You only have one chance to make a good first impression.
That’s the old saying, right? The one that’s used when trying to convince someone that the first job interview he or she has can ultimately be the most important. Or not just for a job interview, but even a casual meeting with someone you may or may not become friends with. Anyway, what I’m getting at is the first impression you make, or someone leaves with you, can be very important.
When the news came out this afternoon that the St. Louis Cardinals had traded Colby Rasmus and others to Toronto, it reminded me of the former’s first impression he left with me.
When the Cardinal Caravan came around a few years back, many in the area were really excited because Quincy had the best group of current and former players attending. The list of players consisted of Daniel Descalso, Lance Lynn, Mitchell Boggs, and Rasmus, who was at the time the No. 1 prospect and future star of the organization.
The Cardinal Caravan is nice because as a member of the media, you have the opportunity to spend 30-40 minutes with the group of players to conduct interviews, record audio liners for the station, or just chat about whatever comes to mind. For example the year prior I spent 15 minutes recapping every Family Guy episode with Brendan Ryan. (I see why some thought he was a tad immature in the clubhouse.)
Many things we hear for part of the reason why Rasmus was traded was because he struggled grasping the meaning of being a pro — the being aggressive, listening to coaches, and paying your dues part. What’s funny is when I walked away from the Cardinal Caravan event that night years ago, the first thing I thought was how introverted Rasmus seemed to be around people. He just didn’t seem to be the kid who enjoyed what he was doing. I would ask him an easy open-ended question and I would get a one-word response. I tried adding a fun question to get him going on something he may be more interested in off the field, but that got me nowhere. He could have cared less.
I’m not saying I saw this coming with Rasmus, because I truly thought his talent would trump any other problems he had. But it never did. From the problems with him not being able to tell his father to stay away from the batting cage to not extending a little more in center field to save a run with more effort on a catch, the lefty never showed all five tools plus that mental X-factor one needs to be successful in the big leagues.

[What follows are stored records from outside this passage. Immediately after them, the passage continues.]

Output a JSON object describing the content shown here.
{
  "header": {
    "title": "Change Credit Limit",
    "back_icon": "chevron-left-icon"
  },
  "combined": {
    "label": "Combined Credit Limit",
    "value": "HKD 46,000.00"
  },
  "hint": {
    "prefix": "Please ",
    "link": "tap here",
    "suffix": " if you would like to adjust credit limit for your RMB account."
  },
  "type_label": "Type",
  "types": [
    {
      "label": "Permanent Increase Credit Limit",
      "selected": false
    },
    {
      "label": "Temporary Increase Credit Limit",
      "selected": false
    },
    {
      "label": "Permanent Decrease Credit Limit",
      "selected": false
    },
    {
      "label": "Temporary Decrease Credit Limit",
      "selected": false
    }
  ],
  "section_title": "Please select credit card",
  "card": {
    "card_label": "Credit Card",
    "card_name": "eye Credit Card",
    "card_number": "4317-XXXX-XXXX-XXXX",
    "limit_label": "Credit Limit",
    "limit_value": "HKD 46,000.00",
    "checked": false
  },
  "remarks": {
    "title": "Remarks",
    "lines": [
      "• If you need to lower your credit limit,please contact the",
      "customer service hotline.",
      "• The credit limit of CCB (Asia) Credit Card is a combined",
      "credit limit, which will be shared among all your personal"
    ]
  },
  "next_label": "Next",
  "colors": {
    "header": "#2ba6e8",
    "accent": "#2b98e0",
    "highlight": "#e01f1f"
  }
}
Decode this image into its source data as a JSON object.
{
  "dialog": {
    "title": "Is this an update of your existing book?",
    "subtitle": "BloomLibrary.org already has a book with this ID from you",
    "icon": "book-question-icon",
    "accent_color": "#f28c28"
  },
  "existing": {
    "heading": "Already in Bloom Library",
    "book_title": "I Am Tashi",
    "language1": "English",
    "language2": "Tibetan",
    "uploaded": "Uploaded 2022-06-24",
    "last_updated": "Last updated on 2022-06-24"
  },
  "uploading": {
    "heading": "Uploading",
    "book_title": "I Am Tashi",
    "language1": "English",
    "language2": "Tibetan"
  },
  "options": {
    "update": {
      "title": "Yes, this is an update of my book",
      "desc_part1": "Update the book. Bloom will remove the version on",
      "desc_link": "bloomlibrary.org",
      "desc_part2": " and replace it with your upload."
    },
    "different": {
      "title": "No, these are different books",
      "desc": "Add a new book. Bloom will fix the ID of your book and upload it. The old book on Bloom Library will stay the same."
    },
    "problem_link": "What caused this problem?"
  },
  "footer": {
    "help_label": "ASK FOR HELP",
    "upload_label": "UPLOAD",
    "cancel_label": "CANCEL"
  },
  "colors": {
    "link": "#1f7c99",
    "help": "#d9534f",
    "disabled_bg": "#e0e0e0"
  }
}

Going to Toronto and playing in front of a crowd that may be less demanding could be exactly what Rasmus needs. Or playing for a team that has finished near the bottom of the division the past 10 years could be a quiet blessing. You just hope that if he ever does reach star level that he will be able to handle it. If not, Toronto may not be the last stop for him … or his dad.
Posted under Sports
This post was written by jhouchins on July 27, 2011